Students who are chronically absent (i.e. missing more than 10 percent of the school year, or 18 days) are more likely to drop out of high school. And those absences start accumulating as early as prekindergarten. In DC Public Schools, nearly 1 in 5 prekindergarten and kindergarten students have missed more than 10 days of school. For low-income students, many who’ve heard 30 million fewer words than their affluent peers, missing school puts them at even greater academic risk; missing school means missing learning, and those attendance gaps quickly turn into knowledge gaps. Without a strong academic foundation in reading and math in elementary school, students will struggle to stay engaged and be successful in middle and high school.

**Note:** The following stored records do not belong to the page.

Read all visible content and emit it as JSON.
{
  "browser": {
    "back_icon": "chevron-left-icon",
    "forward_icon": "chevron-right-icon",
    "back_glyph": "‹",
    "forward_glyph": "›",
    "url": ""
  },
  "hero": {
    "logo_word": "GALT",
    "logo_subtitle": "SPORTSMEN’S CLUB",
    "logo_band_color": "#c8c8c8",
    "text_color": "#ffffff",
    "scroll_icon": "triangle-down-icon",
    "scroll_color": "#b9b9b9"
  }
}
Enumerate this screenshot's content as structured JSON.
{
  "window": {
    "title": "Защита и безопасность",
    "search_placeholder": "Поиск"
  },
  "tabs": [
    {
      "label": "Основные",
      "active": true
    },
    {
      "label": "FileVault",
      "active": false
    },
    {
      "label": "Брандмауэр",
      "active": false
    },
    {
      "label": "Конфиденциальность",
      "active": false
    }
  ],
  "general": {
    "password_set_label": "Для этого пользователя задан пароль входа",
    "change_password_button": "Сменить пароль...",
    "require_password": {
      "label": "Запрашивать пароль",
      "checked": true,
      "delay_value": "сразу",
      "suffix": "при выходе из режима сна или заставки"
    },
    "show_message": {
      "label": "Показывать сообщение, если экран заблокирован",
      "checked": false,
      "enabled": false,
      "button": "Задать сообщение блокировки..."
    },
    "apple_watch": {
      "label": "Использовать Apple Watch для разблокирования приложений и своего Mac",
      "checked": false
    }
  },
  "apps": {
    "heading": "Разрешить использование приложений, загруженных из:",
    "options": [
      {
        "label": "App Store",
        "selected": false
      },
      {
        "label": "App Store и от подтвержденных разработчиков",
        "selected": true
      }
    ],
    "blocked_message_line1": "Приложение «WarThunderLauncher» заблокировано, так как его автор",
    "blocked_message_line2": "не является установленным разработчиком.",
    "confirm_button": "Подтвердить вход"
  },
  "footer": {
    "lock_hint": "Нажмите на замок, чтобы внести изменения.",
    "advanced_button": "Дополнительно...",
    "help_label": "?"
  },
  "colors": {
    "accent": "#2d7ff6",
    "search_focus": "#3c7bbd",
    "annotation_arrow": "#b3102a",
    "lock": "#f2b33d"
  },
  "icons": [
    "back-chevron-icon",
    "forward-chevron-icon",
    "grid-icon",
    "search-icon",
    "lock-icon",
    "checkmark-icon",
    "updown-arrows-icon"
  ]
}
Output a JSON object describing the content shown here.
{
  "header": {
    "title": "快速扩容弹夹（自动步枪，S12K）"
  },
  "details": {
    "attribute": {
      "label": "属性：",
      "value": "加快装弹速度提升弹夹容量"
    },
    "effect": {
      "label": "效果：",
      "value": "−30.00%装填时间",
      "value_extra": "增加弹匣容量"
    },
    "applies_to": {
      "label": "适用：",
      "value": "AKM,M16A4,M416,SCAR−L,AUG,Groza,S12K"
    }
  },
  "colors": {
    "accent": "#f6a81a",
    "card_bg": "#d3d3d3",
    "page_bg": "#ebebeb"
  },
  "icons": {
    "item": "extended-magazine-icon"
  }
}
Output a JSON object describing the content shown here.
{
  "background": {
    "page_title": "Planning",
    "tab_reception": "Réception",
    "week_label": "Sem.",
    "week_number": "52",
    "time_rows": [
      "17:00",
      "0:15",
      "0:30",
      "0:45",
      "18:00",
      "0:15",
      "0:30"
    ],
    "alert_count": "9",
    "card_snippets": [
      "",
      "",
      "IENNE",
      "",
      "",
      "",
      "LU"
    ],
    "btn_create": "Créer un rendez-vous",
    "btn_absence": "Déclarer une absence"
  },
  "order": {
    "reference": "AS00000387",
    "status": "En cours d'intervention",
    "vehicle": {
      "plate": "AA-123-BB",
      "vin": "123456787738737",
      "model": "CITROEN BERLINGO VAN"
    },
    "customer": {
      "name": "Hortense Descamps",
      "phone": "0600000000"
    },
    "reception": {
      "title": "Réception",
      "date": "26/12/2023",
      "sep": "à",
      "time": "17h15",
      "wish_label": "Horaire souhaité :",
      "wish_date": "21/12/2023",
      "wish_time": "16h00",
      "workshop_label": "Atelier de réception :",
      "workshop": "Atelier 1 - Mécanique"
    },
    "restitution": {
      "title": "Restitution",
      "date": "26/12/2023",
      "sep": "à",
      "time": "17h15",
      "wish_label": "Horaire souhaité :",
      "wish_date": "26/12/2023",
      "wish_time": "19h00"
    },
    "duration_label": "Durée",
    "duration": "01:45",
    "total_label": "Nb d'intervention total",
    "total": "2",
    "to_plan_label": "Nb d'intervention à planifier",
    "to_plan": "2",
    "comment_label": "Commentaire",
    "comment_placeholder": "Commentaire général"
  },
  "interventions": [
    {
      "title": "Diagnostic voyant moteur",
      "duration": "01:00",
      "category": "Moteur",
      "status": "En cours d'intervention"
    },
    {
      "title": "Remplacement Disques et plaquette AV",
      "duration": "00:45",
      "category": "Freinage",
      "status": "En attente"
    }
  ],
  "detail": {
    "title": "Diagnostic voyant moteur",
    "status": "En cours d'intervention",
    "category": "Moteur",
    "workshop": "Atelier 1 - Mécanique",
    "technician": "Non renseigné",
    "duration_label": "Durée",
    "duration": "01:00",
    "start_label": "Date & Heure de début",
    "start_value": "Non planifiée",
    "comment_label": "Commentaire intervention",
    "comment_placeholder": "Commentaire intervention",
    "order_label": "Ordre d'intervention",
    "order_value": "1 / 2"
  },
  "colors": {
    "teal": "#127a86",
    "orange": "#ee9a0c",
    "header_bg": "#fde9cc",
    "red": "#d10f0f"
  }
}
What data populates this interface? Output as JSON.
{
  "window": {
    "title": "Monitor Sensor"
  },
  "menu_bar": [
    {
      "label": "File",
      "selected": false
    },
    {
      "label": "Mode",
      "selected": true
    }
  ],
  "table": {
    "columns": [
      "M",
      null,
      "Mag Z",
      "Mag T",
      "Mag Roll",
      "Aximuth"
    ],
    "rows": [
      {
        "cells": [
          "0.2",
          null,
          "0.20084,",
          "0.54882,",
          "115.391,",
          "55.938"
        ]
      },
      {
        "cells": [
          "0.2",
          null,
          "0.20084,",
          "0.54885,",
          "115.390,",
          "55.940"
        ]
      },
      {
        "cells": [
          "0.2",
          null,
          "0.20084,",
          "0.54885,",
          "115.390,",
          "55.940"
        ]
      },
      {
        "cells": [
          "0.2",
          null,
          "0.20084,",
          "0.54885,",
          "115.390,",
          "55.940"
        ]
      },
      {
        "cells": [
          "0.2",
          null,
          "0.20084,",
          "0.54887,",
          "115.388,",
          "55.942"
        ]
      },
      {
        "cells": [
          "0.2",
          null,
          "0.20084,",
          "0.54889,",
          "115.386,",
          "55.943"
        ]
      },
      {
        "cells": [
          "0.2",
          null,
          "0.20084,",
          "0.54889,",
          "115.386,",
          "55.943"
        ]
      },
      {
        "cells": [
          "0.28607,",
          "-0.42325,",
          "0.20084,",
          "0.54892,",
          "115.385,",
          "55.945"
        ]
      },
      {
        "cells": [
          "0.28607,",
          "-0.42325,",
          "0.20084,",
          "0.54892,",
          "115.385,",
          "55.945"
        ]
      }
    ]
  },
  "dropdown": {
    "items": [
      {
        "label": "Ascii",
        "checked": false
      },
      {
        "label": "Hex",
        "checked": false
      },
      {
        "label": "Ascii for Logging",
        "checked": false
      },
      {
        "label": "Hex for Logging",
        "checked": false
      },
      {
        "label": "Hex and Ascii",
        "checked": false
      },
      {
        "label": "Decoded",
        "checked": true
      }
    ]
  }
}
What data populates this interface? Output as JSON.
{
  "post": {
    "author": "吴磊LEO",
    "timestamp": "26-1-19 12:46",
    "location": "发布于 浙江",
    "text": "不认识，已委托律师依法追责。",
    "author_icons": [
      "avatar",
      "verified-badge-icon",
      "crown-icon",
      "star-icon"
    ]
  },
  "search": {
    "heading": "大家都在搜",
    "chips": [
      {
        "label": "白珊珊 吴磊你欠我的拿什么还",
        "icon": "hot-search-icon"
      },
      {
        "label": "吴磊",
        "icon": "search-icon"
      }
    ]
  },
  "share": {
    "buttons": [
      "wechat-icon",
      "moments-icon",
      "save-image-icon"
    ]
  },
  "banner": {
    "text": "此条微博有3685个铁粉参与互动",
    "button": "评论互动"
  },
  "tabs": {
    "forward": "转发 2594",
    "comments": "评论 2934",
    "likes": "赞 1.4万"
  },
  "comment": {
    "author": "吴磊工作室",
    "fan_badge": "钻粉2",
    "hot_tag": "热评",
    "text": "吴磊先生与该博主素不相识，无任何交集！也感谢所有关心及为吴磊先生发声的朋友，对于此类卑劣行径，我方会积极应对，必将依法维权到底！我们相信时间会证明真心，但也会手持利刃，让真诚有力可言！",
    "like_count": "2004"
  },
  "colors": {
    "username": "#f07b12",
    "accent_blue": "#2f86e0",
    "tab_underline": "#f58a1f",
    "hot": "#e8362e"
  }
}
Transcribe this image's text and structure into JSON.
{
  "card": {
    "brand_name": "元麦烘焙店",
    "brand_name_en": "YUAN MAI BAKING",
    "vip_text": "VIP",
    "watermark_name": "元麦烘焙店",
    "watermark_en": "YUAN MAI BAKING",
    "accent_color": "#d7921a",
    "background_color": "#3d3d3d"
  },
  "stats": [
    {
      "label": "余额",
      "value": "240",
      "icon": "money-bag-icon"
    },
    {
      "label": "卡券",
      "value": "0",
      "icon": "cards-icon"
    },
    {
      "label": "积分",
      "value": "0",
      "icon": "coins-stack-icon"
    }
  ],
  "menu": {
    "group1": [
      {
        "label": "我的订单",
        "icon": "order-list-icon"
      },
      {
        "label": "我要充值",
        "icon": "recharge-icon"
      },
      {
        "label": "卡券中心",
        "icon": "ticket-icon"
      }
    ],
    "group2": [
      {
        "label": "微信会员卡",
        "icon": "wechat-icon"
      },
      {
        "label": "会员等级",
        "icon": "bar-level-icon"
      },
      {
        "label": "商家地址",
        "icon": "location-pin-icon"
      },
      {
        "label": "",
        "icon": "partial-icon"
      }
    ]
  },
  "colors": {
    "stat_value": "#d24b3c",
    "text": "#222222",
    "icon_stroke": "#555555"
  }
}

As a school counselor, I analyze attendance data and meet with parents to discuss their children’s absences. Our administration and administrative teams collaborate to reach out to parents through letters, phone calls, and when necessary, a daily 6 a.m. wakeup call for families. Once students have five unexcused absences, our school holds attendance conferences, during which many parents of our youngest children mention illness and lack of safe, reliable transportation as reasons their kids miss school. After 10 unexcused absences, we are required by law to report parents to the DC Child and Family Services Agency. I can reiterate the DC law when I meet with parents, but that doesn’t get to the heart of the problem. Organizations like Attendance Works — which promotes a more systemic approach that is focused on improved data systems, parent outreach, and education — and targeted community support will make the difference. Access to longitudinal data systems and relationships with partners who can provide health and transportation support will help counselors and school leaders plan interventions and coordinate services for absent students. Empowering parents with knowledge about the detrimental effects of even just a few absences can help put students on track for high school graduation.
Some districts like New York City and Oakland are already putting these recommendations in action and are closing gaps by building cultures of attendance. DC Action for Children, a data and policy group focused on child issues, is starting a new initiative to promote using these same approaches in the District. They’ve begun by creating attendance snapshots for DC public and charter schools that map absences by neighborhood cluster and show the correlation between truancy and reading proficiency on the DC Comprehensive Assessment System (DC CAS). DC Action for Children also highlights two schools that are using attendance data and family engagement to improve attendance.
All of these efforts are important for getting, and keeping, students in school — all the way through graduation. In order for today’s prekindergarten students to graduate by 2027, they have to come to school regularly. America can’t become a GradNation if it’s still an AbsentNation.
Connie Ward is a school counselor in DC. Reach her via email or Twitter.